plane on Mach LoopMACH LOOP

Dramatic aerial displays

The Mach Loop is a series of valleys forming a circular flying route that is used for low level flight training. It is located between Dolegllau and Machynlleth.  Also known as the Machynlleth Loop, the Mach Loop lies within the UK’s Low Flying Area 7 (LFA7). To the sout of the Mach Loop, Tactical Training Area 7T sees aircraft flying as low as 30.5 metres. The Royal Air Force publish a timetable of when the areas could be in use, However this is generally an unreliable source of information. Flights take place Monday – Friday and not at weekends or on bank holidays. The Mach Loop attracts many aircraft enthusiasts from around the world who love to watch the drama of planes swooping through the valleys. But it’s a bit hit and miss as to whether you will see anything.

Since 2018, activity at the Mach Loop has been reduced. The RAF frontline squadrons operating Typhoon and F-35Bs have not been flying the Loop. In addition to this, all non-UK based aircraft are prohibited from using the Loop unless part of a UK exercise.
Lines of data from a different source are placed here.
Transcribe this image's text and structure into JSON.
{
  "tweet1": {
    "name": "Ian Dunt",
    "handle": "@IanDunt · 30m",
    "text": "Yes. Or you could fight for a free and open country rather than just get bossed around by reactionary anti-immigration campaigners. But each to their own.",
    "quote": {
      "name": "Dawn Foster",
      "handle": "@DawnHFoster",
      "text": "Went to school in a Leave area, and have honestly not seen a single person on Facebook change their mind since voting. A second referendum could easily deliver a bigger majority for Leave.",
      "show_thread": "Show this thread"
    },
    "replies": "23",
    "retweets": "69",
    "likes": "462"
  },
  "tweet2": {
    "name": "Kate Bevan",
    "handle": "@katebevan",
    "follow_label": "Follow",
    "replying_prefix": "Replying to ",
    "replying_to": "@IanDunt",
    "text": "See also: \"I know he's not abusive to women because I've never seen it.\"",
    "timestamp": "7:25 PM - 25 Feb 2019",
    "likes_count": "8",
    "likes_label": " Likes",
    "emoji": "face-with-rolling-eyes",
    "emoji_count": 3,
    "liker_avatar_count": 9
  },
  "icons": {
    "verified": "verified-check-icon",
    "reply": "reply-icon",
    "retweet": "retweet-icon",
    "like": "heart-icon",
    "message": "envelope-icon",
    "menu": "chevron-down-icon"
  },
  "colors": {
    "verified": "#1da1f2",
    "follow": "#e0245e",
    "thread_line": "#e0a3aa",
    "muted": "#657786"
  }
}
If you are visiting Dolgellau, Barmouth, Machynlleth, the Corris Craft Centre or Cader Idris, you might get lucky and find yourself treated to a special display. The slopes of Cader Idris provide numerous excellent viewing points and so if you are hiking up the mountain, you might benefit from a little entertainment along the way!

F15 flying Mach Loop

Which aircraft fly the Mach Loop?

You never know what you might see flying around the Mach Loop. You could be treated to flypasts from several different aircraft but, on the other hand, you may see nothing at all! The following aircraft have all been viewed in the area:

Airbus A400M (Royal Air Force)

Hawk (Royal Air Force)

C-130J Super Hercules (Royal Air Force)

Short Tucano (Royal Air Force)

F15C Eagles (US Air Force)

F15E Strike Eagles (US Air Force)

MC-130 (US Air Force)

V-22 Osprey (US Air Force)

F-22 Raptors (US Air Force)

F-35A (US Air Force)

F-16 Fighting Falcons (Belgian Air Component)

De Havilland Vampire

mach loop map

Aircraft fly around the Mach Loop at speeds of up to 500mph. There are several spots that provide particularly excellent viewing points including those known as Corris Corner, Cad East and Cad West (see map above) which all afford amazing views views down the valley from high points on the hills.

Low flying is an essential skill for military pilots. It is practised between 100 feet and 250 feet; a representative altitude at which pilots would fly in combat scenarios.

If you visit the Mach Loop and don’t see any aircraft, try flying it yourself! It is possible to fly the Mach Loop using a flight simulator. Try Microsoft’s Flight Simulator platform, launched in 2020 or the FlightGear flight simulator, created by the FGUK community.

F15 Mach Loop

Where else can you see military aircraft in flight?

If you don’t wish to drive down to the Mach Loop, it is possible to see military aircraft elsewhere. Dinas Dinlle beach is a good place to start as it is adjacent to Caernarfon Airport. Chinook helicopters are relatively common sights and the beach is great place to view F15s on their way from Anglesey to the Mach Loop. The area around Rhyd Ddu, including Beddgelert Forest, is also worth visiting as F15s and RAF Texan T1s often fly up the valley, usually late in the afternoon.


There are two good places to head for if you wish to park up and wait for the aerial action – The Dol Idris car park and the Corris Craft Centre. From the Woollen Mill, head to the A487 and follow this road south past Porthmadog. You will pass under a red metal bridge and then arrive at a roundabout where you turn left towards Penrhyndeudraeth. Stay on this road which becomes the A470 until after Dolgellau and then turn right onto the A487 at The Cross Foxes Inn. After four miles you will see the Dol Idris car park on your right. Alternatively, continue on the same road for a further three miles and park at the Corris Craft Centre.